Recently I’ve been listening to conversations about our “photo memory” generation. This follows the idea that our young audiences are “seeing” a lot of visual content in their computers, Iphones, Ipads that represent their “memories”. When I was a child I was lucky if I was included in the family holiday photographs of Christmas/Easter/Fourth of July/Halloween. My father took some great photographs of our family – just not that often. So we would really remember those images as “that really happened” for our memories. Nowadays, young people are instagraming their snacks. So many images are being recorded of their everyday life, so the visual “store” of what their childhood/self image memories are legion. And I wonder, how does that affect this generation in terms of what they see and feel in theatre?
I’ve seen some incredible images in my years of watching theatre: in 2001 I saw Judy Dench walking down a staircase in “Royal Family” like a cobra (that was a lesson in motion/controlled suprise); the scope of different worlds in the “Mahabharata”, the stage play directed by Peter Brook in 1985; and the rain that fell from the sky in “The Grapes of Wrath” on Broadway in 1990. I loved being surprised by the power of those visual images. They had a surprising sense of “new” about them and they’ve become prized memories for me.
So I was actually distressed to read this article about the exclusivity of men on a number of lists. Granted women have only been allowed to vote in the United States since 1920, so it’s understood that there is some catching up to do. But I was weirdly horrified to see how many important groups of people do not include a single woman. It reminded me of the “Dry White Male” season at the Guthrie. To see the images in the articles of all the men’s faces, and not a single woman in their leadership lists, was stunning.
It made me wonder, do young audiences assume that the voice and face of a leader is a man if what they are exposed to are only men as leaders?

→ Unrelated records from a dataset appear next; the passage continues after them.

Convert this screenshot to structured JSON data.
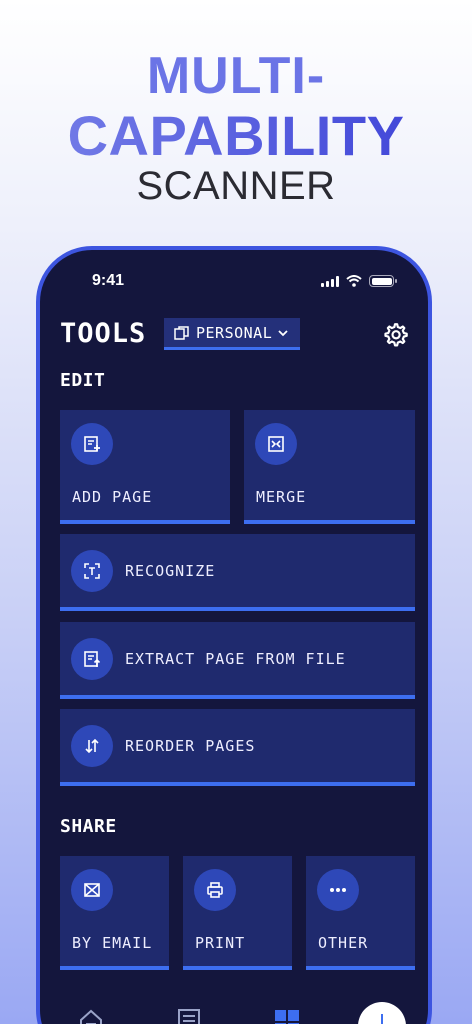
{
  "headline": {
    "line1": "MULTI-",
    "line2": "CAPABILITY",
    "line3": "SCANNER"
  },
  "status": {
    "time": "9:41"
  },
  "header": {
    "title": "TOOLS",
    "workspace": "PERSONAL"
  },
  "edit": {
    "title": "EDIT",
    "items": [
      {
        "label": "ADD PAGE",
        "icon": "add-page-icon"
      },
      {
        "label": "MERGE",
        "icon": "merge-icon"
      },
      {
        "label": "RECOGNIZE",
        "icon": "recognize-icon"
      },
      {
        "label": "EXTRACT PAGE FROM FILE",
        "icon": "extract-page-icon"
      },
      {
        "label": "REORDER PAGES",
        "icon": "reorder-icon"
      }
    ]
  },
  "share": {
    "title": "SHARE",
    "items": [
      {
        "label": "BY EMAIL",
        "icon": "email-icon"
      },
      {
        "label": "PRINT",
        "icon": "print-icon"
      },
      {
        "label": "OTHER",
        "icon": "more-icon"
      }
    ]
  },
  "colors": {
    "background": "#14163d",
    "card": "#1f2a6e",
    "accent": "#3d6ef0",
    "icon_circle": "#2e48b8"
  }
}
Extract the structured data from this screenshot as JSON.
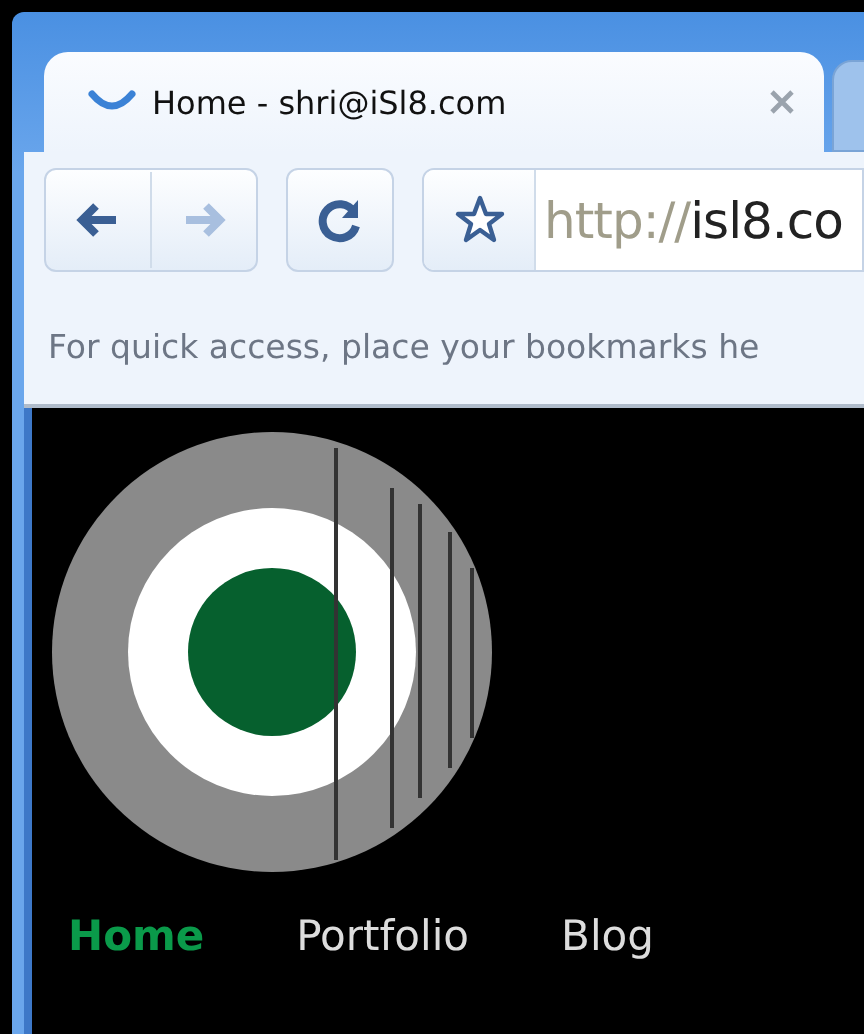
{
  "tab": {
    "title": "Home - shri@iSl8.com",
    "selected": true
  },
  "address_bar": {
    "scheme": "http://",
    "host": "isl8.co"
  },
  "toolbar": {
    "forward_disabled": true
  },
  "bookmarks_bar": {
    "hint": "For quick access, place your bookmarks he"
  },
  "nav": [
    {
      "label": "Home",
      "selected": true
    },
    {
      "label": "Portfolio",
      "selected": false
    },
    {
      "label": "Blog",
      "selected": false
    }
  ]
}
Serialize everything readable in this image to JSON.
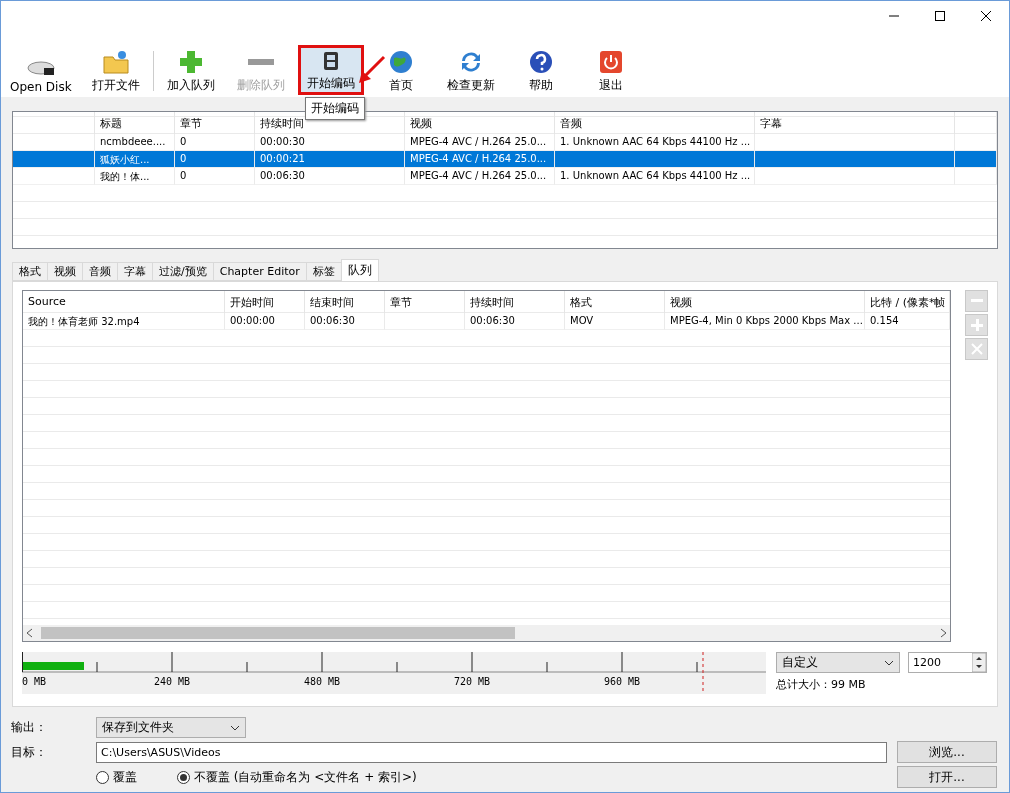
{
  "toolbar": [
    {
      "label": "Open Disk",
      "disabled": false,
      "highlighted": false
    },
    {
      "label": "打开文件",
      "disabled": false,
      "highlighted": false
    },
    {
      "label": "加入队列",
      "disabled": false,
      "highlighted": false
    },
    {
      "label": "删除队列",
      "disabled": true,
      "highlighted": false
    },
    {
      "label": "开始编码",
      "disabled": false,
      "highlighted": true
    },
    {
      "label": "首页",
      "disabled": false,
      "highlighted": false
    },
    {
      "label": "检查更新",
      "disabled": false,
      "highlighted": false
    },
    {
      "label": "帮助",
      "disabled": false,
      "highlighted": false
    },
    {
      "label": "退出",
      "disabled": false,
      "highlighted": false
    }
  ],
  "tooltip": "开始编码",
  "titles_table": {
    "columns": [
      "标题",
      "章节",
      "持续时间",
      "视频",
      "音频",
      "字幕"
    ],
    "rows": [
      {
        "selected": false,
        "cells": [
          "ncmbdeee....",
          "0",
          "00:00:30",
          "MPEG-4 AVC / H.264 25.0...",
          "1. Unknown AAC  64 Kbps 44100 Hz ...",
          ""
        ]
      },
      {
        "selected": true,
        "cells": [
          "狐妖小红...",
          "0",
          "00:00:21",
          "MPEG-4 AVC / H.264 25.0...",
          "",
          ""
        ]
      },
      {
        "selected": false,
        "cells": [
          "我的！体...",
          "0",
          "00:06:30",
          "MPEG-4 AVC / H.264 25.0...",
          "1. Unknown AAC  64 Kbps 44100 Hz ...",
          ""
        ]
      }
    ]
  },
  "tabs": [
    {
      "label": "格式",
      "selected": false
    },
    {
      "label": "视频",
      "selected": false
    },
    {
      "label": "音频",
      "selected": false
    },
    {
      "label": "字幕",
      "selected": false
    },
    {
      "label": "过滤/预览",
      "selected": false
    },
    {
      "label": "Chapter Editor",
      "selected": false
    },
    {
      "label": "标签",
      "selected": false
    },
    {
      "label": "队列",
      "selected": true
    }
  ],
  "queue_table": {
    "columns": [
      "Source",
      "开始时间",
      "结束时间",
      "章节",
      "持续时间",
      "格式",
      "视频",
      "比特 / (像素*帧"
    ],
    "rows": [
      {
        "cells": [
          "我的！体育老师 32.mp4",
          "00:00:00",
          "00:06:30",
          "",
          "00:06:30",
          "MOV",
          "MPEG-4, Min 0 Kbps 2000 Kbps Max ...",
          "0.154"
        ]
      }
    ]
  },
  "size_bar": {
    "level": 0.083,
    "ticks": [
      "0 MB",
      "240 MB",
      "480 MB",
      "720 MB",
      "960 MB"
    ]
  },
  "size_preset": "自定义",
  "size_value": "1200",
  "total_size": "总计大小：99 MB",
  "output": {
    "label": "输出：",
    "value": "保存到文件夹"
  },
  "target": {
    "label": "目标：",
    "value": "C:\\Users\\ASUS\\Videos"
  },
  "buttons": [
    "浏览...",
    "打开..."
  ],
  "overwrite": [
    {
      "label": "覆盖",
      "selected": false
    },
    {
      "label": "不覆盖 (自动重命名为 <文件名 + 索引>)",
      "selected": true
    }
  ]
}
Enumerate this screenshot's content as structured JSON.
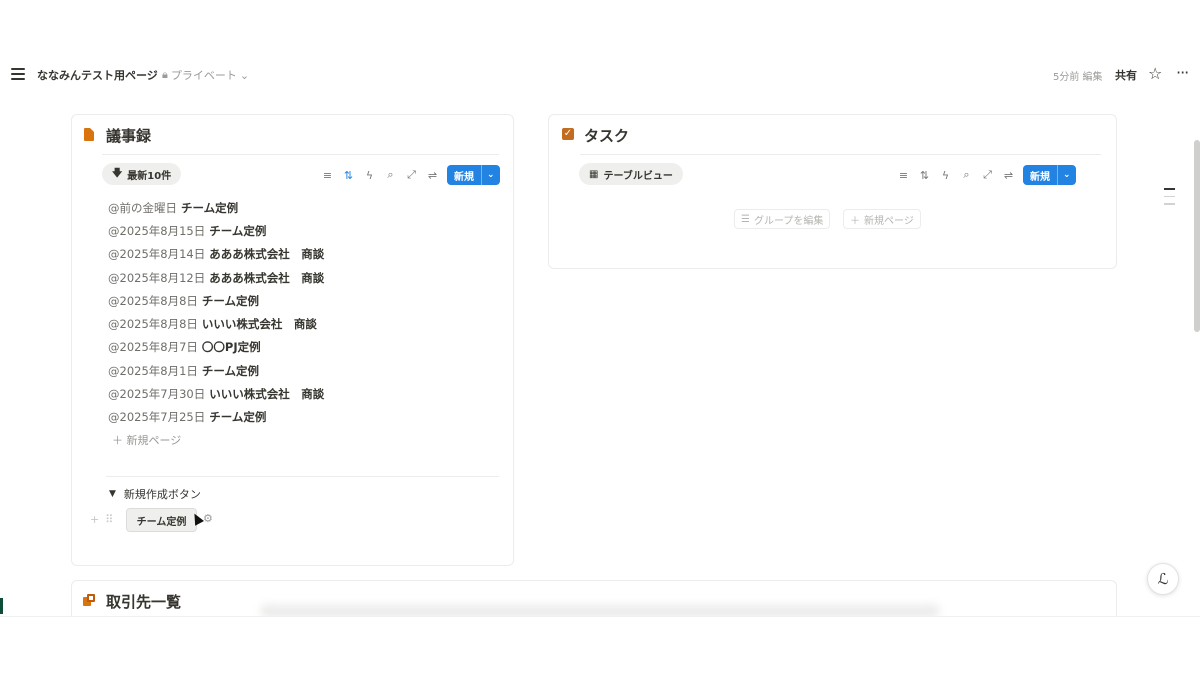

I suppose the remedy to this would be to create lists that have women involved as leaders (along with men) and help share their faces and names as recognized “memories” of leadership. But for now, I am going to make a cup of tea and take some cold medicine.